Records from a data collection
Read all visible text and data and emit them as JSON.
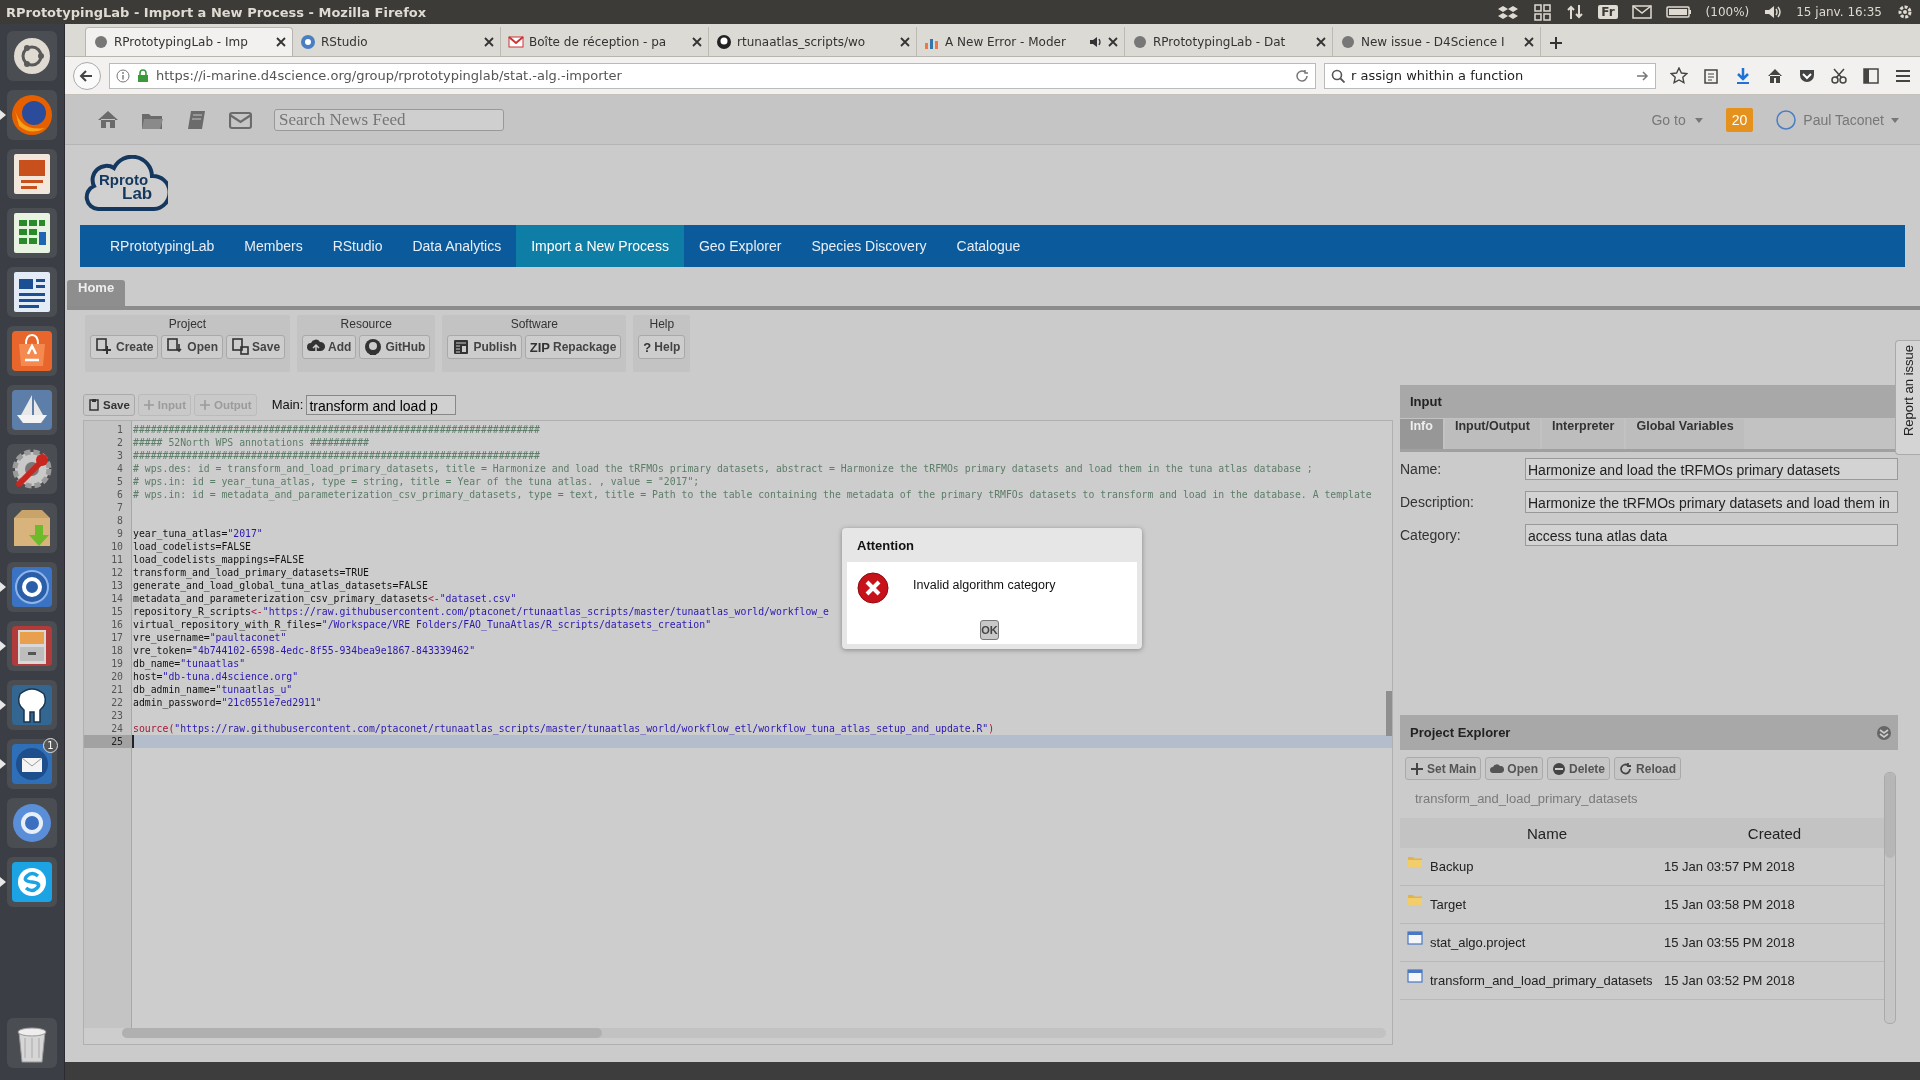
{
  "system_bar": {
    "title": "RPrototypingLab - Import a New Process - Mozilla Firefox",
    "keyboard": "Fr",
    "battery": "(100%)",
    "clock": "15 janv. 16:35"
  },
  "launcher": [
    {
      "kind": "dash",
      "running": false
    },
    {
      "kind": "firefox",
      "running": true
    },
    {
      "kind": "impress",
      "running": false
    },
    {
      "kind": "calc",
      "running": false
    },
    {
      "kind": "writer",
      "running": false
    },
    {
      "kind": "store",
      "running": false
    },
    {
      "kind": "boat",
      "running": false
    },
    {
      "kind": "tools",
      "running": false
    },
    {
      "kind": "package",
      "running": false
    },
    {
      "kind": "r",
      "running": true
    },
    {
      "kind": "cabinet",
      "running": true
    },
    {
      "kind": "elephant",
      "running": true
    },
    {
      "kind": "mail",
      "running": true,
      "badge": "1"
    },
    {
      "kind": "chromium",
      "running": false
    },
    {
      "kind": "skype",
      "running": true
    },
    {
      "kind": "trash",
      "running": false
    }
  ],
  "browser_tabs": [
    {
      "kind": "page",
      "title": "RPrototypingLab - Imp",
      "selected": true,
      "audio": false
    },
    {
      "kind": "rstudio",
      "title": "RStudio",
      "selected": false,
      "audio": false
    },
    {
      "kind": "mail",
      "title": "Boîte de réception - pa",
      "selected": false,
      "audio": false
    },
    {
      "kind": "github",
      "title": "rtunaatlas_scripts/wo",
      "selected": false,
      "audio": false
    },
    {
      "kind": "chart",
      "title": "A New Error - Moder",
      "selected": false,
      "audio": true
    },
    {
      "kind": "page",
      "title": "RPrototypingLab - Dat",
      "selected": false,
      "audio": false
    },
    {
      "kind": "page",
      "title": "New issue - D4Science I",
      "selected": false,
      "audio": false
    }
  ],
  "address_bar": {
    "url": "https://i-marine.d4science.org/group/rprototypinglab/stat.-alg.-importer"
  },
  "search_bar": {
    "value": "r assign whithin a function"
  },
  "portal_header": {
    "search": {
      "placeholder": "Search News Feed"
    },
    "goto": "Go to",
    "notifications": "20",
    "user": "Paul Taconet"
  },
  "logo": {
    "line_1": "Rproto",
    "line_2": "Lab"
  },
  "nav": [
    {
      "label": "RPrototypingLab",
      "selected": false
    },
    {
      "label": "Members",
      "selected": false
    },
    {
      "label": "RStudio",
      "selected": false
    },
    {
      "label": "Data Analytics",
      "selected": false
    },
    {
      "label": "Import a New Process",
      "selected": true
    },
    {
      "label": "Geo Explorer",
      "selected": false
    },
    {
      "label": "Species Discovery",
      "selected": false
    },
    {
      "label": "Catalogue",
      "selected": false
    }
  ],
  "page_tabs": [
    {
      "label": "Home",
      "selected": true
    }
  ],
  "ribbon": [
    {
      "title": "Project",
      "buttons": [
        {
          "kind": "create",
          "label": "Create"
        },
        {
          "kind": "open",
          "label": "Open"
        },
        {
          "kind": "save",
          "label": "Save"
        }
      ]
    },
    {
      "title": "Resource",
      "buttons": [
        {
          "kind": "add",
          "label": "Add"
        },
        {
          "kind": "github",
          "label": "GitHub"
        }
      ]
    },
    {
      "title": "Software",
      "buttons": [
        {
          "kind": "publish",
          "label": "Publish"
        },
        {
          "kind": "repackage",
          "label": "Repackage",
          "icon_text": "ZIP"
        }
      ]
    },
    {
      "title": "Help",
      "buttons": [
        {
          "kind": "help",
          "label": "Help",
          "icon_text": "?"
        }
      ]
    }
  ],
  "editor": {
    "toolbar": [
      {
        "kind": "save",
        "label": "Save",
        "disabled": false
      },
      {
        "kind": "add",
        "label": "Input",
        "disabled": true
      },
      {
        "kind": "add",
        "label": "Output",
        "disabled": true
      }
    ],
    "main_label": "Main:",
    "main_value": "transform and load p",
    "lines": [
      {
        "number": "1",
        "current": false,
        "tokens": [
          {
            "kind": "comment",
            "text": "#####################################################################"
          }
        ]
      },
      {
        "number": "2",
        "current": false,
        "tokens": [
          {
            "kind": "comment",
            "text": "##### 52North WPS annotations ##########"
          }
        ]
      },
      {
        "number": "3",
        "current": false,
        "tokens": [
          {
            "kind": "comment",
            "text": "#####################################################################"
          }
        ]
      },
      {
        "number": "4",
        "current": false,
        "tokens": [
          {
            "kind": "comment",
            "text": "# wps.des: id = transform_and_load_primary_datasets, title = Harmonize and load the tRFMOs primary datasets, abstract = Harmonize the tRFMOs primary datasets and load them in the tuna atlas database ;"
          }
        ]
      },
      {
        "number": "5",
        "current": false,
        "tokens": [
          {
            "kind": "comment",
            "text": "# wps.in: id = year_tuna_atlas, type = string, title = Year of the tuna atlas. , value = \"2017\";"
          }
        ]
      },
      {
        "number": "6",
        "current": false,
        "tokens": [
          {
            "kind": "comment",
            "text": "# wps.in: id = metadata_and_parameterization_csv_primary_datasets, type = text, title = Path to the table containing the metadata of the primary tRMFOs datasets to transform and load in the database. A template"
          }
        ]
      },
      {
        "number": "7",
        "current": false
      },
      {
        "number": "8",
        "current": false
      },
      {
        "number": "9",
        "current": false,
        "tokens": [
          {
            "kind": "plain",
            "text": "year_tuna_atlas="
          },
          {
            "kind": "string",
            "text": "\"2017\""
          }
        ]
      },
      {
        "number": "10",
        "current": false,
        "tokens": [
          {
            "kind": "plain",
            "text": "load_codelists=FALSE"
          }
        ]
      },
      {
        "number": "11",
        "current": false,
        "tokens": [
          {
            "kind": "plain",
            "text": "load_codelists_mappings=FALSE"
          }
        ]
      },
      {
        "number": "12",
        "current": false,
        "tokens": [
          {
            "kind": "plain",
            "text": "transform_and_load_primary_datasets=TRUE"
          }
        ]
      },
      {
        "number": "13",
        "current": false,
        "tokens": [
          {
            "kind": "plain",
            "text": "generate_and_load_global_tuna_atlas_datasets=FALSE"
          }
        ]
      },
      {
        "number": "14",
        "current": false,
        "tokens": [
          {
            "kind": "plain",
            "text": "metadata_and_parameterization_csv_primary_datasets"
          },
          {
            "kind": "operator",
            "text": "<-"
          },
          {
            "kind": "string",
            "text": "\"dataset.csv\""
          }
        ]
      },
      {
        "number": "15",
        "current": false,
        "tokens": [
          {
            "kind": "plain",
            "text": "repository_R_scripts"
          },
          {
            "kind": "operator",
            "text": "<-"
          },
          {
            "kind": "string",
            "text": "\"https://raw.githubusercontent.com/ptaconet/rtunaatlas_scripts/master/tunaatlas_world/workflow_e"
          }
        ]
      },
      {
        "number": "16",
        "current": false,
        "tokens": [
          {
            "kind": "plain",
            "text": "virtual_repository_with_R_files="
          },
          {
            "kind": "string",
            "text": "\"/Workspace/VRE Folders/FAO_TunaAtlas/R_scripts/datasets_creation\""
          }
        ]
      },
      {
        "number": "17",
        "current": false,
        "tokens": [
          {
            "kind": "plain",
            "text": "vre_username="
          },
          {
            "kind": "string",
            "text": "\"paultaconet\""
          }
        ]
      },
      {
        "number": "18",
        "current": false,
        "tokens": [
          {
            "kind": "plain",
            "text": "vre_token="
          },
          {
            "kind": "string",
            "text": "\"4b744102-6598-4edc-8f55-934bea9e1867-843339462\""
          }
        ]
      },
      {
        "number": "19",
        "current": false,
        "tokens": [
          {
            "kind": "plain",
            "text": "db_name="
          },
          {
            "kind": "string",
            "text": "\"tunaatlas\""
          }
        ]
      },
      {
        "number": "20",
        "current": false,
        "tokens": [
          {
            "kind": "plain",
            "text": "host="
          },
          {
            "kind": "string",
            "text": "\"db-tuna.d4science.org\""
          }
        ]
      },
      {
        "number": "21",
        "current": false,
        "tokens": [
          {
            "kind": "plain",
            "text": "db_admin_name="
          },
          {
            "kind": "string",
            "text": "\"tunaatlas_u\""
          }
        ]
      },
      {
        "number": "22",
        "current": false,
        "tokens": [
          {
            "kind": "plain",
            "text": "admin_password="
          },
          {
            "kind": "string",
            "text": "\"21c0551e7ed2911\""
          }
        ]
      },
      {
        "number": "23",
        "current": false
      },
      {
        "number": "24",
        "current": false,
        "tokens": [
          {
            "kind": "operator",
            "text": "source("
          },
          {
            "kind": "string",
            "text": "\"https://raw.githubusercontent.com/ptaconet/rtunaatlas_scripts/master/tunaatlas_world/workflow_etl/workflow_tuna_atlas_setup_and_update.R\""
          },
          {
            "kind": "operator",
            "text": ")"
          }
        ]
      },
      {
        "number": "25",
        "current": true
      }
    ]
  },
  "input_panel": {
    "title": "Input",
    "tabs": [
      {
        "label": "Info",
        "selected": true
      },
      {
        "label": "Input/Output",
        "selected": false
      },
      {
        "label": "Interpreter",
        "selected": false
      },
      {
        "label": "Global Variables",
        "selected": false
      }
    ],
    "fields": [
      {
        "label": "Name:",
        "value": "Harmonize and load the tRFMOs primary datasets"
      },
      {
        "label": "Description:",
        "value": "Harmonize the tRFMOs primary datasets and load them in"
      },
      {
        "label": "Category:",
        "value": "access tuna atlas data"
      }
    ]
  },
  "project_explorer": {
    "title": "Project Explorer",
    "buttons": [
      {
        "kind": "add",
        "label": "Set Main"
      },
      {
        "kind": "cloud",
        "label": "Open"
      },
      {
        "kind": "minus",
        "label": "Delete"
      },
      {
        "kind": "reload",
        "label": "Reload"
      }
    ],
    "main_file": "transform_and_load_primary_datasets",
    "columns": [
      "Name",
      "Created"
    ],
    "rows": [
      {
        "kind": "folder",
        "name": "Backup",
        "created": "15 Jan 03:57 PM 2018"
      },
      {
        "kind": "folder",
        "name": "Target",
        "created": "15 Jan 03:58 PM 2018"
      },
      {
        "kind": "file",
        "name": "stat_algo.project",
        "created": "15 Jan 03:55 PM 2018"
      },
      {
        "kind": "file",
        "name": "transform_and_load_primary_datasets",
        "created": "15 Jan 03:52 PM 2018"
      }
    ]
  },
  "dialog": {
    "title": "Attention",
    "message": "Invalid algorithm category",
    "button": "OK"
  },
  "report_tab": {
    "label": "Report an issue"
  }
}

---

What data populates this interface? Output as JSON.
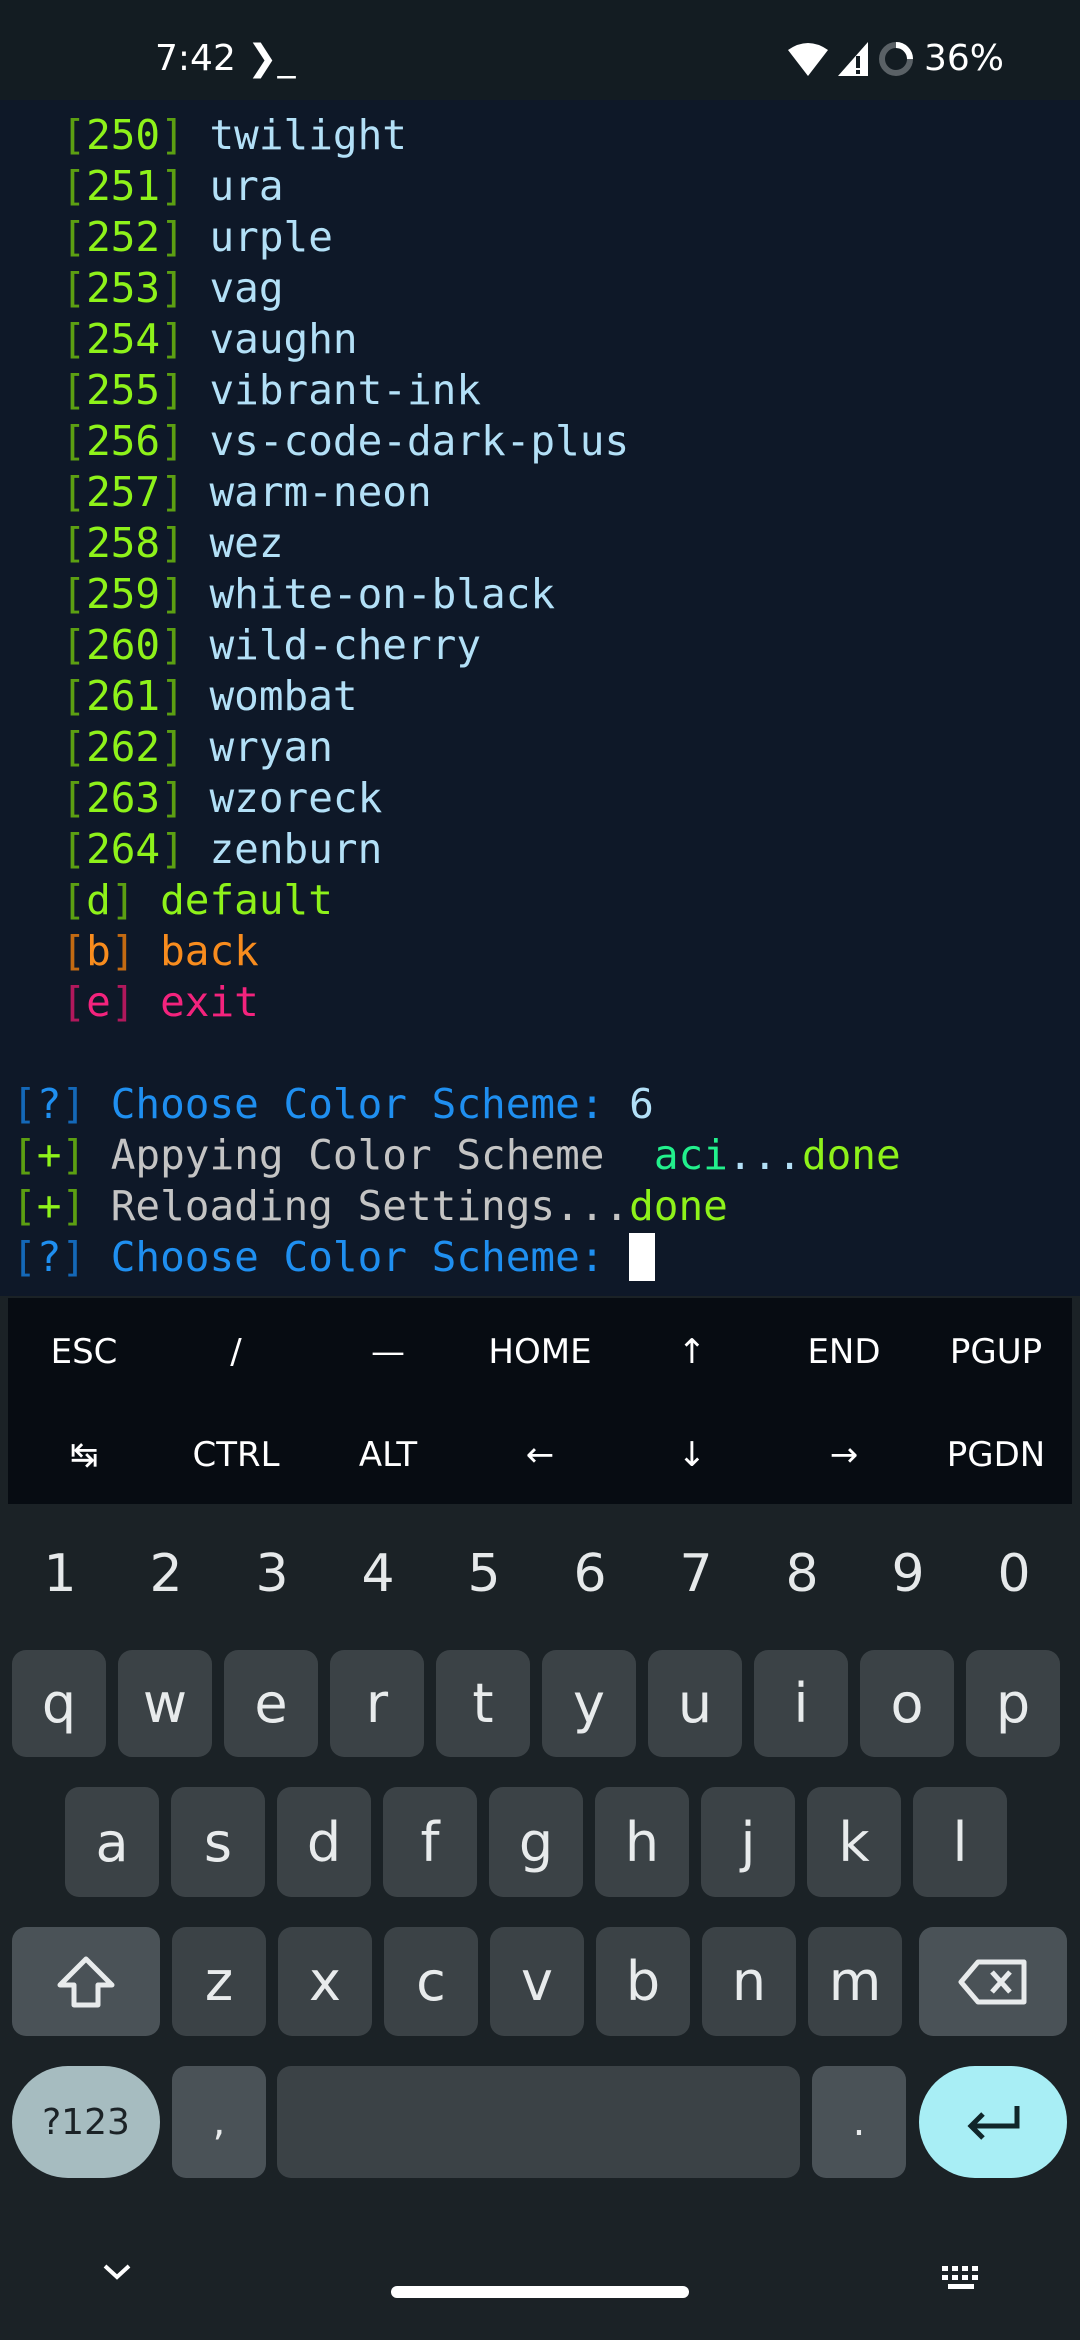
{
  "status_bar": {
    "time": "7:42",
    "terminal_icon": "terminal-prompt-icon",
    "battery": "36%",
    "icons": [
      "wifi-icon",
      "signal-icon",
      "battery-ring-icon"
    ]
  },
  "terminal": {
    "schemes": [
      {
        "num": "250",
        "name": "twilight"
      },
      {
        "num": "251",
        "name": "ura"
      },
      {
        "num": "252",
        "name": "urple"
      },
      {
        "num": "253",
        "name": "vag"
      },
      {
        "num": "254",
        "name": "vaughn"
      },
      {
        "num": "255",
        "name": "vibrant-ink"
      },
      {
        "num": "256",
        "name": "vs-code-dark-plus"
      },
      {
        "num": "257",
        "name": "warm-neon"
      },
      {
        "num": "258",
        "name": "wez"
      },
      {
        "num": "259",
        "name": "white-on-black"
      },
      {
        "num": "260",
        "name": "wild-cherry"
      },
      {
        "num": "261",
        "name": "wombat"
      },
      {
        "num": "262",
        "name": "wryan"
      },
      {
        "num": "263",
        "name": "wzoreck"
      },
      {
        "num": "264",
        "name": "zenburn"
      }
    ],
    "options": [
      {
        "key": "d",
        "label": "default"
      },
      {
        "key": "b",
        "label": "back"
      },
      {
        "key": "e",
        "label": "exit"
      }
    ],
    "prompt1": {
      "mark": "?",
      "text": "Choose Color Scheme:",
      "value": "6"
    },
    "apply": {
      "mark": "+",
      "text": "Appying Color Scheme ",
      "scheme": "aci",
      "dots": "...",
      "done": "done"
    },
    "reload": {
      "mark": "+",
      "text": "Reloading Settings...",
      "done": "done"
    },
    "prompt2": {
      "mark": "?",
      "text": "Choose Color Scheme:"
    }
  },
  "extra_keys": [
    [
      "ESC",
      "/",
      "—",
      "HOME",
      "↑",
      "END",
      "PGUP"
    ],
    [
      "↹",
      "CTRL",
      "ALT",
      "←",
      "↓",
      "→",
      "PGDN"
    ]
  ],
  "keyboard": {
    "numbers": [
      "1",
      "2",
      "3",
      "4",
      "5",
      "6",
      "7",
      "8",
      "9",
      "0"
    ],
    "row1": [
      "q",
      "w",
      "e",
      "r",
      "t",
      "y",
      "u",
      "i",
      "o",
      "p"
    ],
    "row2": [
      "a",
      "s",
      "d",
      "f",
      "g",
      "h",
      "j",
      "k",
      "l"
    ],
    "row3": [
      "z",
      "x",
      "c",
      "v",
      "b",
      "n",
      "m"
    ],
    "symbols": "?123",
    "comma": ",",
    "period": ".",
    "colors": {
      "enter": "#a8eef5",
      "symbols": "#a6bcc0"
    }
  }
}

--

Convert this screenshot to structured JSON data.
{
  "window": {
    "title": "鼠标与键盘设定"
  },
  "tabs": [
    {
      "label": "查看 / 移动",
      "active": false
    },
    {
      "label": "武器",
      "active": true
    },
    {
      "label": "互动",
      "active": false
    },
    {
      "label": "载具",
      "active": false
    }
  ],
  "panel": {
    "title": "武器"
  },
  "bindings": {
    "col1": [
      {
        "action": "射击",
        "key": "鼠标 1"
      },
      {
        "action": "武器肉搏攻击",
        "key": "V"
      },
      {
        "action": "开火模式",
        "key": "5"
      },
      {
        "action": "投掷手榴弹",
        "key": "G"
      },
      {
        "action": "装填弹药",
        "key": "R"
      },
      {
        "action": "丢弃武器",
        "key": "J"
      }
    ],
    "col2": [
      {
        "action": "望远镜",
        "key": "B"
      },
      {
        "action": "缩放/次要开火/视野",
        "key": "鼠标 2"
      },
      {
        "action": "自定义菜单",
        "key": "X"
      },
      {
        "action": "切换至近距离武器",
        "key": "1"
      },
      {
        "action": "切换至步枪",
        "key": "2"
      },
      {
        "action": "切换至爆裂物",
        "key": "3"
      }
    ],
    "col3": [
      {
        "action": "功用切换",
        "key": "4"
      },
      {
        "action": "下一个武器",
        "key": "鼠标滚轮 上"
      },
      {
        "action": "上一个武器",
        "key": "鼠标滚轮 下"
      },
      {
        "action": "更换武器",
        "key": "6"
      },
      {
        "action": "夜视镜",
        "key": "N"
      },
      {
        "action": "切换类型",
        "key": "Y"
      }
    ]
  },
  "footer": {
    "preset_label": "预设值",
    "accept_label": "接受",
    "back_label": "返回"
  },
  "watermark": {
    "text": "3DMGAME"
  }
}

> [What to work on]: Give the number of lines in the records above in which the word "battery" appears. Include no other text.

> [Solution for this task]: 3